TASK OBJECTIVE
Find every line in the records that holds the string "label". Copy each one.

DATA EXCERPTS
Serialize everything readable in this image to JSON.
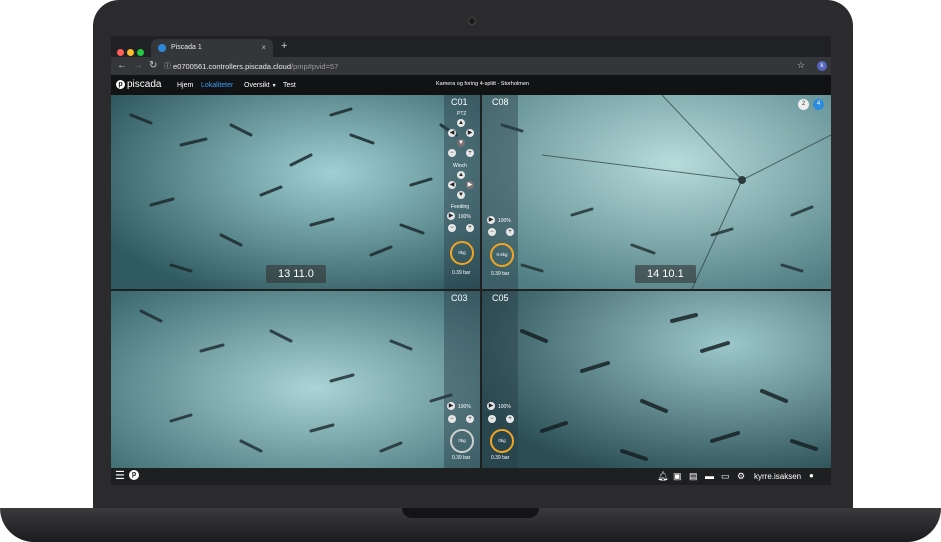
{
  "browser": {
    "tab_title": "Piscada 1",
    "tab_close": "×",
    "new_tab": "+",
    "url_host": "e0700561.controllers.piscada.cloud",
    "url_path": "/pmp#pvid=57",
    "profile_initial": "k"
  },
  "app": {
    "logo_text": "piscada",
    "nav": [
      {
        "label": "Hjem"
      },
      {
        "label": "Lokaliteter"
      },
      {
        "label": "Oversikt"
      },
      {
        "label": "Test"
      }
    ],
    "page_title": "Kamera og foring 4-splitt - Storholmen",
    "badges": [
      "2",
      "4"
    ]
  },
  "cameras": [
    {
      "id": "C01",
      "reading": "13 11.0",
      "ptz": "PTZ",
      "winch": "Winch",
      "feeding": "Feeding",
      "percent": "100%",
      "gauge": "0kg",
      "pressure": "0.39 bar"
    },
    {
      "id": "C08",
      "reading": "14 10.1",
      "percent": "100%",
      "gauge": "0.6kg",
      "pressure": "0.39 bar"
    },
    {
      "id": "C03",
      "percent": "100%",
      "gauge": "0kg",
      "pressure": "0.39 bar"
    },
    {
      "id": "C05",
      "percent": "100%",
      "gauge": "0kg",
      "pressure": "0.39 bar"
    }
  ],
  "statusbar": {
    "username": "kyrre.isaksen"
  },
  "colors": {
    "accent": "#3aa0ff",
    "gauge_active": "#f2a520",
    "water": "#5f8f98"
  }
}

SOLUTION
        "label": "Hjem"
        "label": "Lokaliteter"
        "label": "Oversikt"
        "label": "Test"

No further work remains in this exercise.